4:51 p.m. | Updated Now followed by a response from Marc Sternberg, deputy chancellor for portfolio planning.
The sun had not yet risen on Washington Irving High School when students, teachers and parents began gathering on the school's steps on Tuesday morning to protest its likely closing.
Their school, which is located in the middle of Manhattan's upscale Gramercy Park neighborhood, is one of 25 public schools the city's Department of Education is proposing to close over the next several years for poor performance. But the group that assembled on the school's steps in the cold morning air was determined to have it otherwise.
In what has become a common refrain in the closing schools debate, they blamed the city for sending them some of the toughest students and looking away as the school staggered under their weight.
Since 2003, when more than 3,000 students were enrolled at Washington Irving, the population at the 9th through 12th grade school has declined precipitously to roughly 1,200 in the 2010-11 school year.
The city's Department of Education purposely downsized the school -- creating space for several other schools, which share the building -- but teachers said that enrollment also fell after Washington Irving became known as a violent place.
Gregg Lundahl, the school's union chapter leader, said that the school's troubles began in the early part of the last decade, when conditions in the school became dangerous and violence was common. Although Mayor Michael R. Bloomberg apologized to parents and the violence abated, the school acquired a reputation for being unruly.

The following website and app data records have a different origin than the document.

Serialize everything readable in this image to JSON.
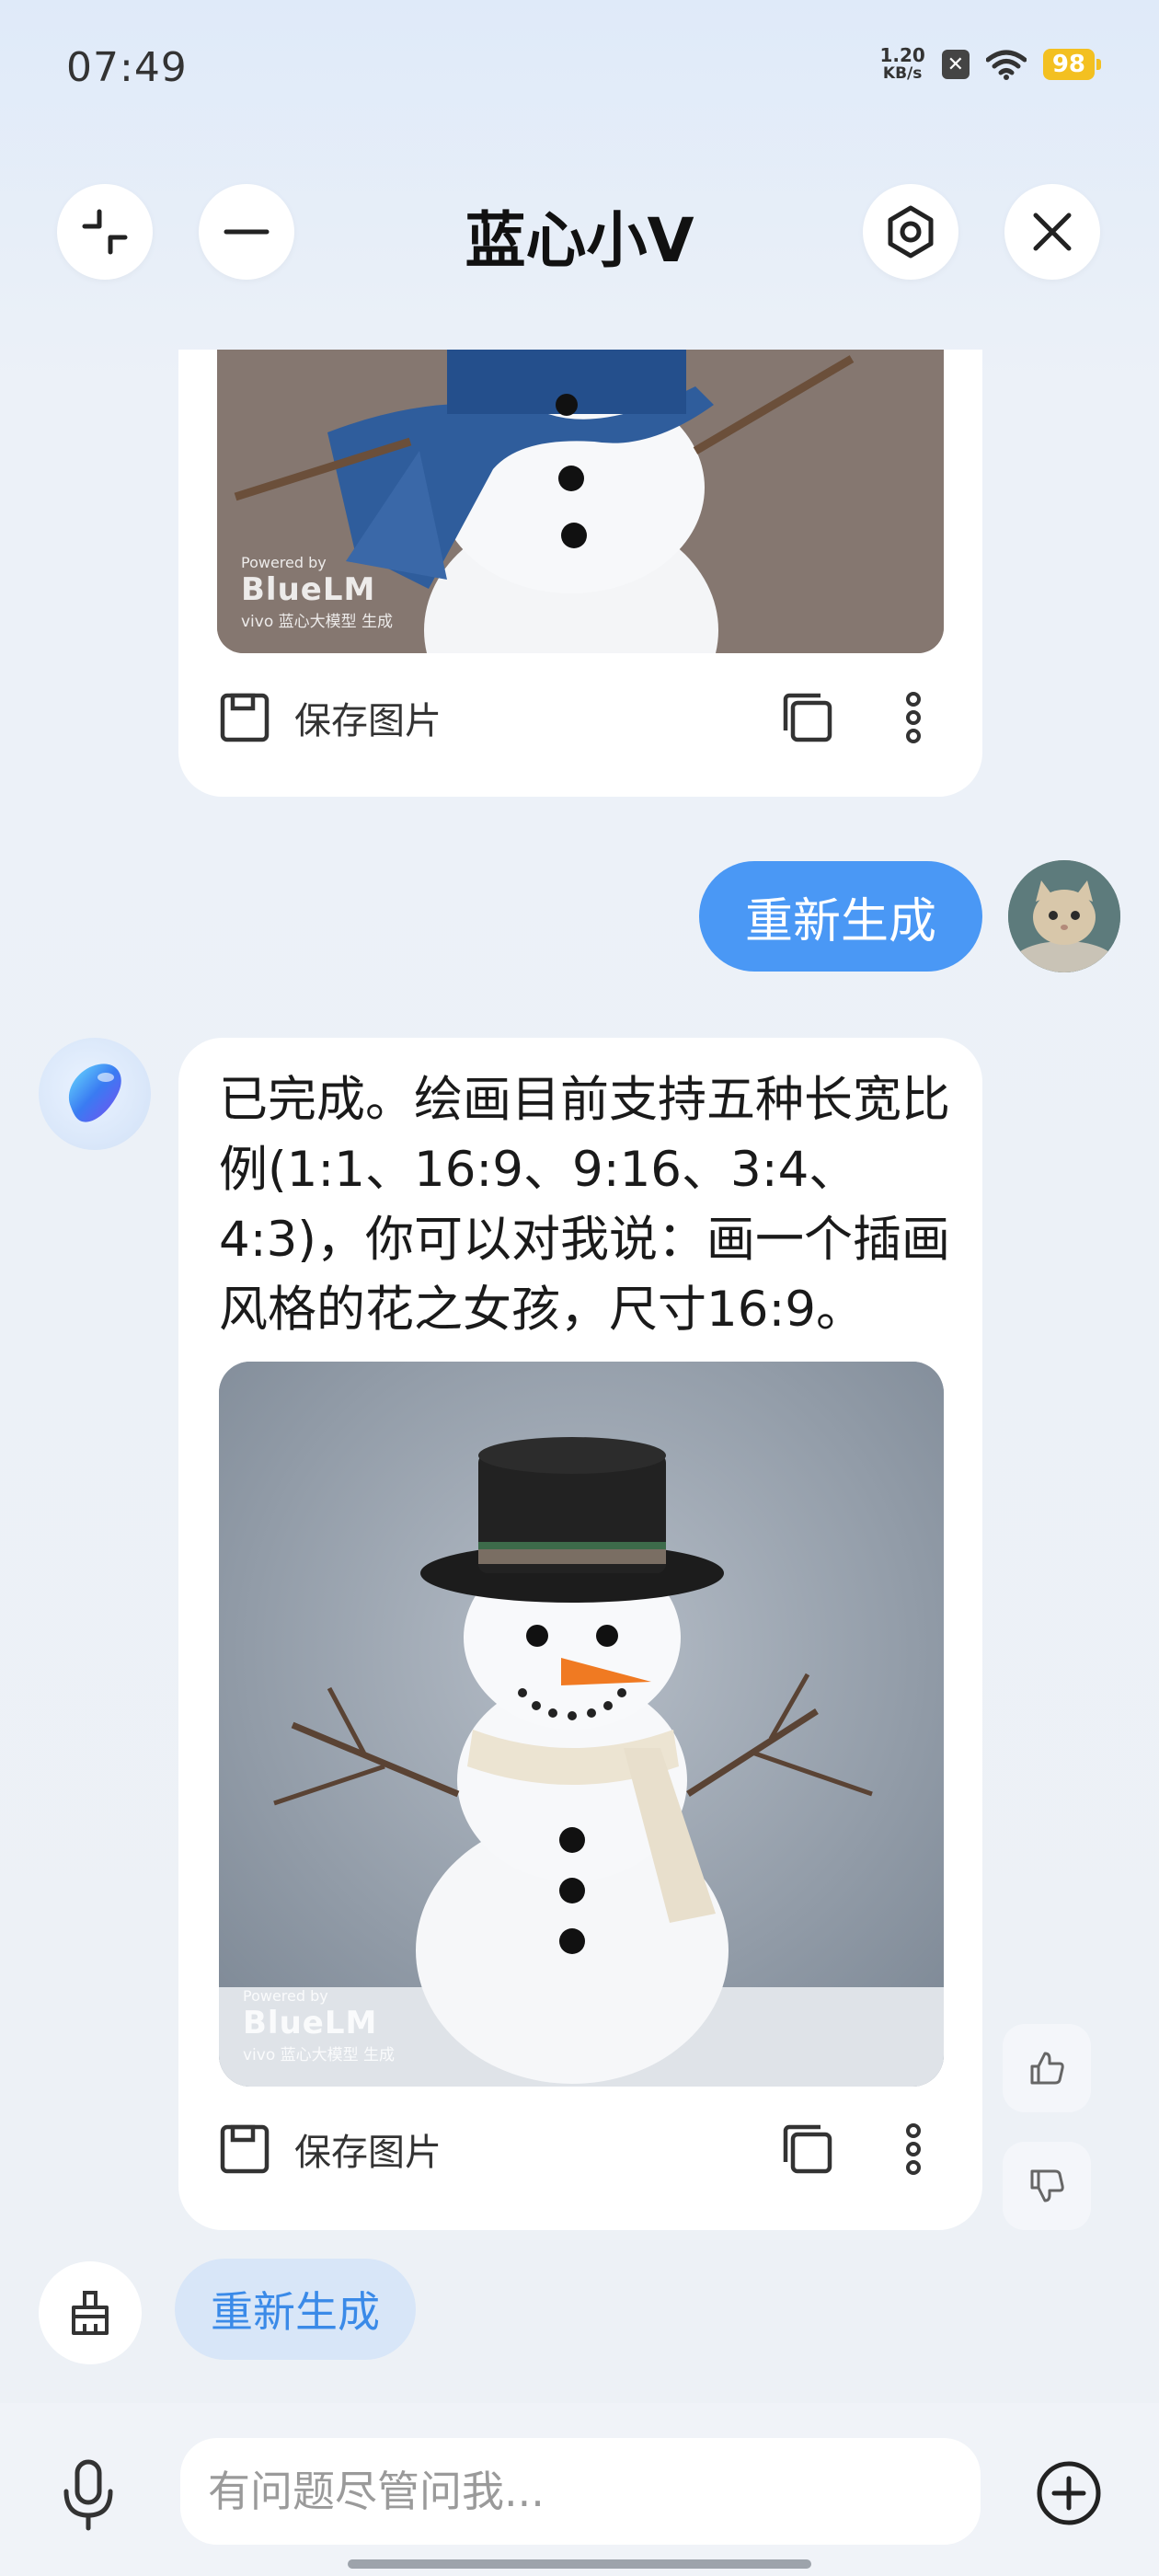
{
  "status": {
    "time": "07:49",
    "net_speed_value": "1.20",
    "net_speed_unit": "KB/s",
    "battery": "98"
  },
  "header": {
    "title": "蓝心小V"
  },
  "messages": {
    "save_image_label": "保存图片",
    "user_message": "重新生成",
    "ai_text": "已完成。绘画目前支持五种长宽比例(1:1、16:9、9:16、3:4、4:3)，你可以对我说：画一个插画风格的花之女孩，尺寸16:9。",
    "watermark": {
      "powered": "Powered by",
      "brand": "BlueLM",
      "sub": "vivo 蓝心大模型 生成"
    }
  },
  "suggestion": {
    "regenerate_label": "重新生成"
  },
  "composer": {
    "placeholder": "有问题尽管问我..."
  },
  "colors": {
    "accent": "#4a98f5",
    "chip_bg": "#d8e6f8"
  }
}
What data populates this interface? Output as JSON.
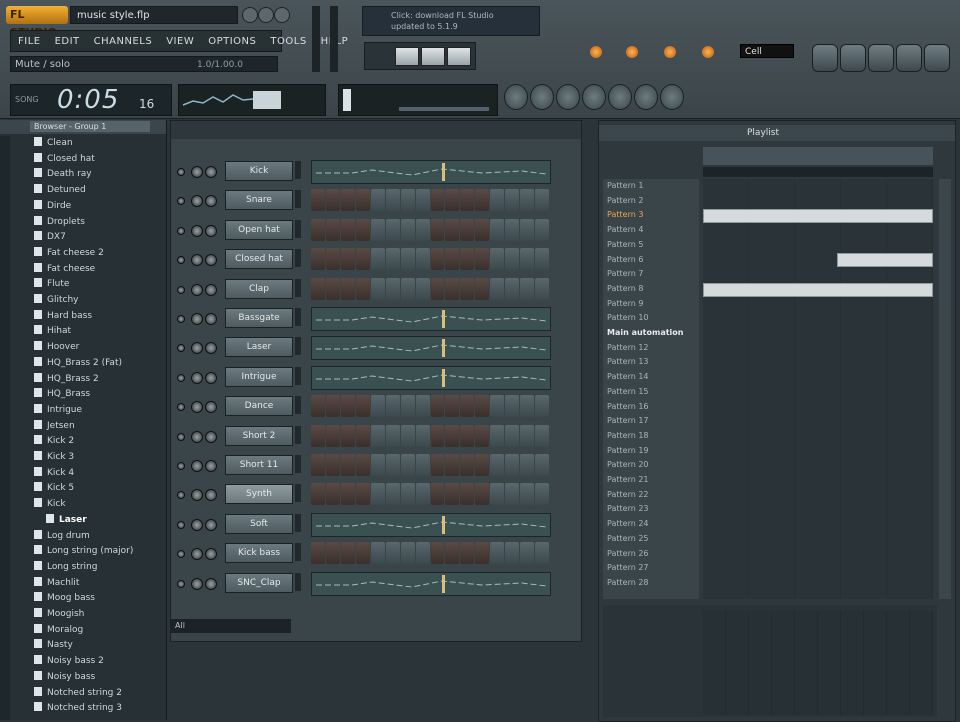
{
  "app": {
    "logo_text": "FL STUDIO",
    "filename": "music style.flp"
  },
  "menu": [
    "FILE",
    "EDIT",
    "CHANNELS",
    "VIEW",
    "OPTIONS",
    "TOOLS",
    "HELP"
  ],
  "hint": {
    "text": "Mute / solo",
    "value": "1.0/1.00.0"
  },
  "time": {
    "label": "SONG",
    "value": "0:05",
    "ms": "16"
  },
  "update_hint": {
    "line1": "Click: download FL Studio",
    "line2": "updated to 5.1.9"
  },
  "bpm": "Cell",
  "browser": {
    "title": "Browser - Group 1",
    "items": [
      "Clean",
      "Closed hat",
      "Death ray",
      "Detuned",
      "Dirde",
      "Droplets",
      "DX7",
      "Fat cheese 2",
      "Fat cheese",
      "Flute",
      "Glitchy",
      "Hard bass",
      "Hihat",
      "Hoover",
      "HQ_Brass 2 (Fat)",
      "HQ_Brass 2",
      "HQ_Brass",
      "Intrigue",
      "Jetsen",
      "Kick 2",
      "Kick 3",
      "Kick 4",
      "Kick 5",
      "Kick",
      "Laser",
      "Log drum",
      "Long string (major)",
      "Long string",
      "Machlit",
      "Moog bass",
      "Moogish",
      "Moralog",
      "Nasty",
      "Noisy bass 2",
      "Noisy bass",
      "Notched string 2",
      "Notched string 3"
    ],
    "selected": "Laser"
  },
  "channels": [
    {
      "name": "Kick"
    },
    {
      "name": "Snare"
    },
    {
      "name": "Open hat"
    },
    {
      "name": "Closed hat"
    },
    {
      "name": "Clap"
    },
    {
      "name": "Bassgate"
    },
    {
      "name": "Laser"
    },
    {
      "name": "Intrigue"
    },
    {
      "name": "Dance"
    },
    {
      "name": "Short 2"
    },
    {
      "name": "Short 11"
    },
    {
      "name": "Synth"
    },
    {
      "name": "Soft"
    },
    {
      "name": "Kick bass"
    },
    {
      "name": "SNC_Clap"
    }
  ],
  "rack_footer": "All",
  "playlist": {
    "title": "Playlist",
    "patterns": [
      "Pattern 1",
      "Pattern 2",
      "Pattern 3",
      "Pattern 4",
      "Pattern 5",
      "Pattern 6",
      "Pattern 7",
      "Pattern 8",
      "Pattern 9",
      "Pattern 10",
      "Main automation",
      "Pattern 12",
      "Pattern 13",
      "Pattern 14",
      "Pattern 15",
      "Pattern 16",
      "Pattern 17",
      "Pattern 18",
      "Pattern 19",
      "Pattern 20",
      "Pattern 21",
      "Pattern 22",
      "Pattern 23",
      "Pattern 24",
      "Pattern 25",
      "Pattern 26",
      "Pattern 27",
      "Pattern 28"
    ],
    "active": "Pattern 3",
    "automation": "Main automation"
  },
  "colors": {
    "accent_orange": "#f0a447",
    "background": "#2b3438"
  }
}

"What happened was we got a bad name and less people wanted to come to Washington Irving," Mr. Lundahl said.
As families abandoned the school, many of the most difficult students stayed behind and the city continued to send the school more. Between 2011 and 2006, Washington Irving's special education population grew to 16 percent from 10 percent. Last school year, one in five of its students was unable to speak English fluently, whereas in 2006, that figure was closer to one in 10.

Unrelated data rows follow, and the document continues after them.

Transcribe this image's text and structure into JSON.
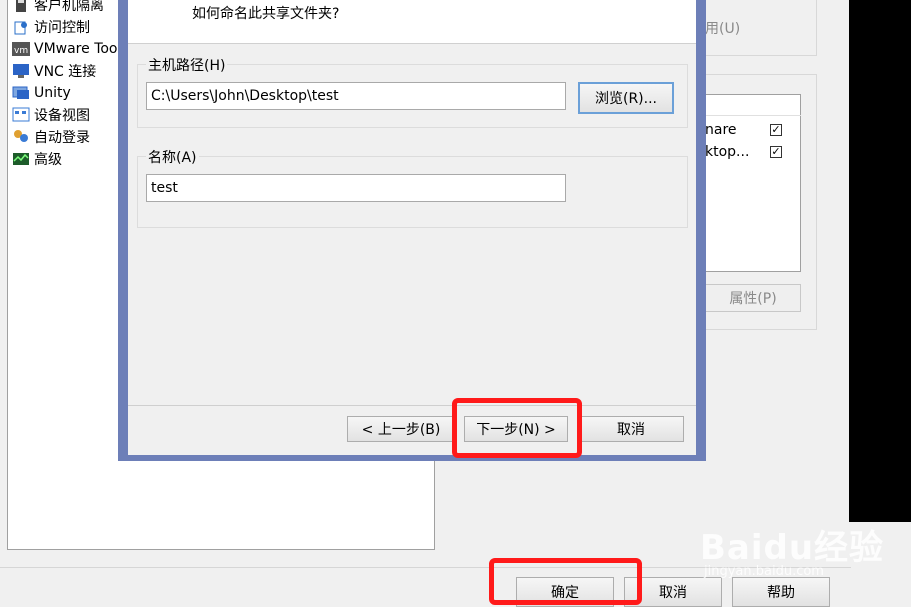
{
  "left_nav": {
    "items": [
      {
        "label": "客户机隔离",
        "icon": "isolation-icon"
      },
      {
        "label": "访问控制",
        "icon": "access-control-icon"
      },
      {
        "label": "VMware Too",
        "icon": "vmware-tools-icon"
      },
      {
        "label": "VNC 连接",
        "icon": "vnc-icon"
      },
      {
        "label": "Unity",
        "icon": "unity-icon"
      },
      {
        "label": "设备视图",
        "icon": "device-view-icon"
      },
      {
        "label": "自动登录",
        "icon": "autologin-icon"
      },
      {
        "label": "高级",
        "icon": "advanced-icon"
      }
    ]
  },
  "right_panel": {
    "disabled_text_fragment": "用(U)",
    "list_rows": [
      {
        "text": "nare",
        "checked": true
      },
      {
        "text": "ktop...",
        "checked": true
      }
    ],
    "properties_button": "属性(P)"
  },
  "dialog": {
    "header_text": "如何命名此共享文件夹?",
    "host_path_label": "主机路径(H)",
    "host_path_value": "C:\\Users\\John\\Desktop\\test",
    "browse_button": "浏览(R)...",
    "name_label": "名称(A)",
    "name_value": "test",
    "back_button": "< 上一步(B)",
    "next_button": "下一步(N) >",
    "cancel_button": "取消"
  },
  "bottom_bar": {
    "ok_button": "确定",
    "cancel_button": "取消",
    "help_button": "帮助"
  },
  "watermark": {
    "brand": "Baidu经验",
    "url": "jingyan.baidu.com"
  },
  "colors": {
    "dialog_frame": "#6d7fb8",
    "highlight": "#ff1a1a"
  }
}
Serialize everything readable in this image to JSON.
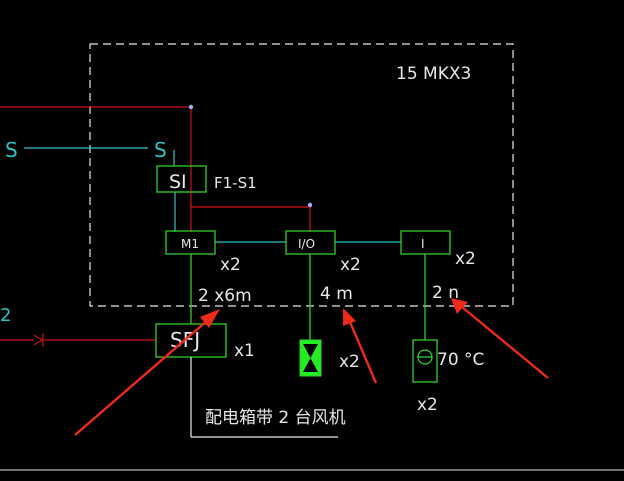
{
  "colors": {
    "background": "#000000",
    "cyan": "#2ec4c4",
    "red": "#d01010",
    "green": "#2fd02f",
    "white": "#e8e8e8",
    "arrow": "#ee2a1a",
    "valve": "#22ee22",
    "marker": "#9ab0ff"
  },
  "diagram": {
    "panel_label": "15 MKX3",
    "left_edge_label": "2",
    "signal_left_label": "S",
    "signal_right_label": "S",
    "si_box_label": "SI",
    "f1_label": "F1-S1",
    "modules": [
      {
        "label": "M1",
        "multiplier": "x2"
      },
      {
        "label": "I/O",
        "multiplier": "x2"
      },
      {
        "label": "I",
        "multiplier": "x2"
      }
    ],
    "cable_labels": [
      "2 x6m",
      "4 m",
      "2 n"
    ],
    "sfj_label": "SFJ",
    "sfj_multiplier": "x1",
    "valve_multiplier": "x2",
    "sensor_label": "70 °C",
    "sensor_multiplier": "x2",
    "bottom_note": "配电箱带 2 台风机"
  }
}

Since 2007, when the Department of Education began giving schools annual letter grade ratings, Washington Irving has earned two Fs, two Cs, and in 2011, another F. After the first failing grade, a new principal, Bernardo Ascona, was assigned to the school, and city officials said they had high hopes he could turn the school around.
According to students and teachers, Mr. Ascona is improving the school, but the changes take time. The graduation rate for the class of 2011 was 48 percent, an improvement over the 2007 graduation rate of 45 percent.

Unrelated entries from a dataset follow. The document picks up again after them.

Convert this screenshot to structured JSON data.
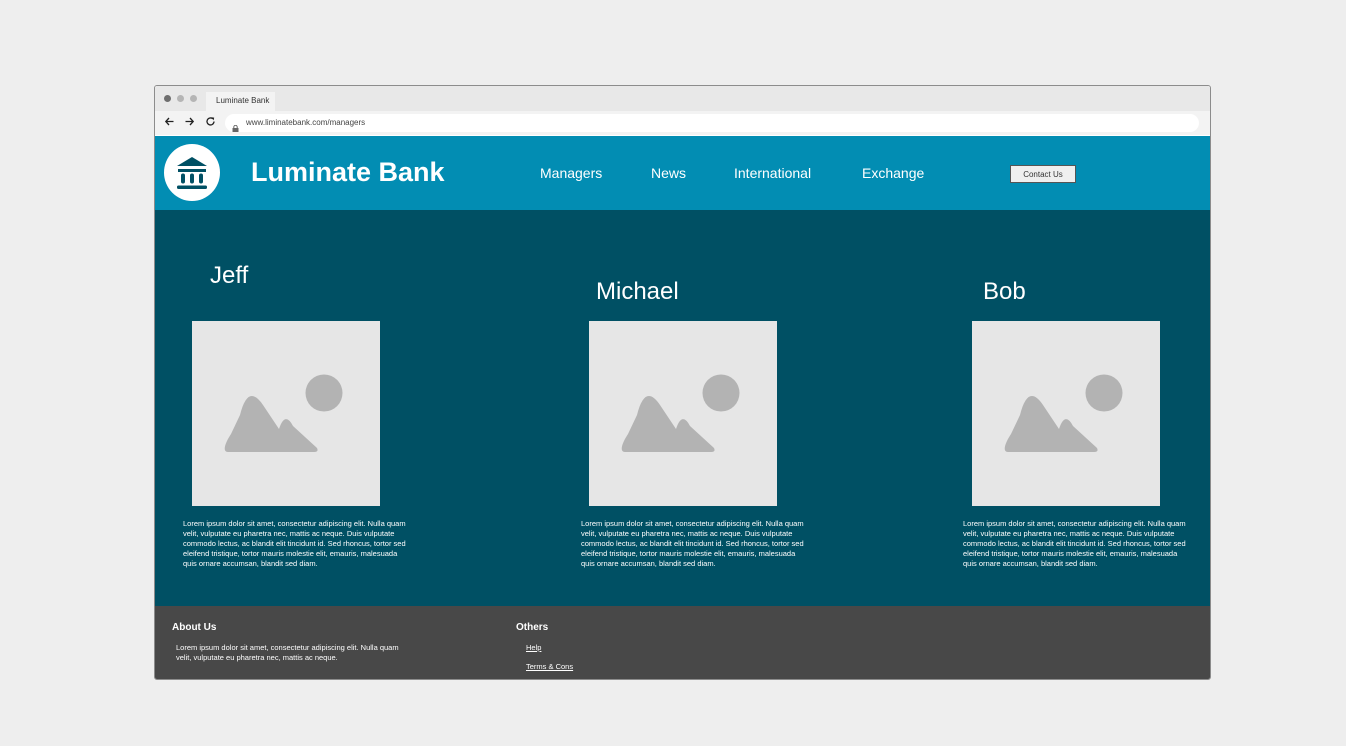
{
  "browser": {
    "tab_title": "Luminate Bank",
    "url": "www.liminatebank.com/managers",
    "back_icon": "arrow-left-icon",
    "forward_icon": "arrow-right-icon",
    "reload_icon": "reload-icon",
    "lock_icon": "lock-icon"
  },
  "header": {
    "logo_icon": "bank-icon",
    "brand": "Luminate Bank",
    "nav": [
      "Managers",
      "News",
      "International",
      "Exchange"
    ],
    "contact_label": "Contact Us"
  },
  "managers": [
    {
      "name": "Jeff",
      "bio": "Lorem ipsum dolor sit amet, consectetur adipiscing elit. Nulla quam velit, vulputate eu pharetra nec, mattis ac neque. Duis vulputate commodo lectus, ac blandit elit tincidunt id. Sed rhoncus, tortor sed eleifend tristique, tortor mauris molestie elit, emauris, malesuada quis ornare accumsan, blandit sed diam."
    },
    {
      "name": "Michael",
      "bio": "Lorem ipsum dolor sit amet, consectetur adipiscing elit. Nulla quam velit, vulputate eu pharetra nec, mattis ac neque. Duis vulputate commodo lectus, ac blandit elit tincidunt id. Sed rhoncus, tortor sed eleifend tristique, tortor mauris molestie elit, emauris, malesuada quis ornare accumsan, blandit sed diam."
    },
    {
      "name": "Bob",
      "bio": "Lorem ipsum dolor sit amet, consectetur adipiscing elit. Nulla quam velit, vulputate eu pharetra nec, mattis ac neque. Duis vulputate commodo lectus, ac blandit elit tincidunt id. Sed rhoncus, tortor sed eleifend tristique, tortor mauris molestie elit, emauris, malesuada quis ornare accumsan, blandit sed diam."
    }
  ],
  "footer": {
    "about_title": "About Us",
    "about_text": "Lorem ipsum dolor sit amet, consectetur adipiscing elit. Nulla quam velit, vulputate eu pharetra nec, mattis ac neque.",
    "others_title": "Others",
    "links": [
      "Help",
      "Terms & Cons"
    ]
  },
  "colors": {
    "header_bg": "#028db3",
    "main_bg": "#005064",
    "footer_bg": "#484848",
    "placeholder_bg": "#e6e6e6",
    "placeholder_fg": "#b3b3b3"
  }
}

"I noticed that students started going to class every day," said Leslie Duran, 16, a junior in the school's International Baccalaureate program. "And everyone started doing their work. As time progressed, it did get much better."
Veronique Bennett, 17, a senior, said that now, if students try to skip school, they can look forward to a phone call to their homes by Mr. Ascona.
As protestors chanted "Where's our library, Mr. Bloomberg?" a man appeared on a white bicycle, safety lights blinking, and pointed uptown. The school's former librarian, he lost his job to budget cuts, and is now shuffled from school to school as a substitute teacher.
Response by Marc Sternberg, deputy chancellor for portfolio planning:
Our underlying mission at the Department of Education is encompassed in two words: children first. Everything we do is geared towards providing children and families all over New York City access to high quality schools that will give them the tools to be successful in academics and in life. When a school fails its students year after year, it is our obligation to provide our students with new and better options.
Phasing out a school is a difficult and emotional process, and oftentimes results in individuals who are close to the school -- the teachers, students, parents and principal -- attempting to lay blame or make excuses for why the school has failed to perform.
This was the case Tuesday during a protest at Washington Irving High School where some said they felt the school had been set up to fail, and we hear familiar refrains about the school being unable to cope with its student population, attendance problems and lack of resources.
The reality is that Washington Irving High School has been struggling for decades. In 1995, only 43 percent of its students were graduating on time, compared to a citywide average of 51 percent. There was violence in the school, and many families did not feel comfortable sending their children there.
While the school has gotten safer, it has not improved student outcomes very much. Today, Washington Irving High School’s graduation rate is a full 17 points below the citywide average, and one out of every two students does not graduate in four years. The result has been that parents are choosing better options for their children and enrollment at the school has declined.
Our students do not deserve to languish in failing schools when we know we can deliver a better outcome. Schools with student populations and challenges that are very similar to Washington Irving are able to deliver a high quality education to their students.
For example, the High School for Law and Public Service, where 18 percent of students have disabilities and one out of every four students is an English Language Learner, has a graduation rate of 73 percent -- 25 points higher than Washington Irving.
And 58 percent of Law and Public Service seniors are enrolling in college.
At Harry S. Truman High School, 23 percent of students are disabled, but their graduation rate stands at 62 percent, 14 points higher than Washington Irving.
And while Washington Irving’s most recent Progress Report grade was an F, Harry S. Truman received a B, with an A grade in the section grading student performance. So we know we can do better.
The decision to phase out a school is not an easy one, but our obligation is to our students, and we are not going to set them up for failure by pretending a school will suddenly make progress after years of failing its kids.